[Work required]:
Reproduce nothing but the lines from the one with "Output a JSON" down to the last line of the data below.

[Extracted entries]:
——————————

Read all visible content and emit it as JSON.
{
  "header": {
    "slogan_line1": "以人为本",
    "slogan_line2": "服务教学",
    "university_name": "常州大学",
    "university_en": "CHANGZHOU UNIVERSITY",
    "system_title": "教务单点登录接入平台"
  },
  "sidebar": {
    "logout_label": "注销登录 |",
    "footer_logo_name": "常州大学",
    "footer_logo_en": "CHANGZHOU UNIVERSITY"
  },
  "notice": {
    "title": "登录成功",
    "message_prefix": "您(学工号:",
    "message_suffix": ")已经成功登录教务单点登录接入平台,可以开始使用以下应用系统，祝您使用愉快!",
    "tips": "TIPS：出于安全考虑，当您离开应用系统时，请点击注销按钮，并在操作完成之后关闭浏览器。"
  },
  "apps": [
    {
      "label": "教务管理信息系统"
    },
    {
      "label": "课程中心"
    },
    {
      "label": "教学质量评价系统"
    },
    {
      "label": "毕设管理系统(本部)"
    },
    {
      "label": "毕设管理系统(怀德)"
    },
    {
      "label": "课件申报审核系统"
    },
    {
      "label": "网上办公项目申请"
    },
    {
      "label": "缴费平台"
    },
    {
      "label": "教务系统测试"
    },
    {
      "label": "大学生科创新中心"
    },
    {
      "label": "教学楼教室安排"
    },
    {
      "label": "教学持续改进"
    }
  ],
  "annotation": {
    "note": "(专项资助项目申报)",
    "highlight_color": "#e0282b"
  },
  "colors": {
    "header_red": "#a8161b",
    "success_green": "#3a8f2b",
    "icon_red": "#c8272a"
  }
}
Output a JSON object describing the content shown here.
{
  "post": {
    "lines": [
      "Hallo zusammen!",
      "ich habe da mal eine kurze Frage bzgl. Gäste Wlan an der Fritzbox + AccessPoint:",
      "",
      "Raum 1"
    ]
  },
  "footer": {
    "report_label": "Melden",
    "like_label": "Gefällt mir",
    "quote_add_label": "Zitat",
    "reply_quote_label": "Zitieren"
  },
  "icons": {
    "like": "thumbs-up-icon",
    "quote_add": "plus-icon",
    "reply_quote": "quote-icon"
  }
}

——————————

[Exercise answer]:
Output a JSON object describing the content shown here.
{
  "post": {
    "lines": [
      "Hallo zusammen!",
      "ich habe da mal eine kurze Frage bzgl. Gäste Wlan an der Fritzbox + AccessPoint:",
      "",
      "Raum 1"
    ]
  },
  "footer": {
    "report_label": "Melden",
    "like_label": "Gefällt mir",
    "quote_add_label": "Zitat",
    "reply_quote_label": "Zitieren"
  },
  "icons": {
    "like": "thumbs-up-icon",
    "quote_add": "plus-icon",
    "reply_quote": "quote-icon"
  }
}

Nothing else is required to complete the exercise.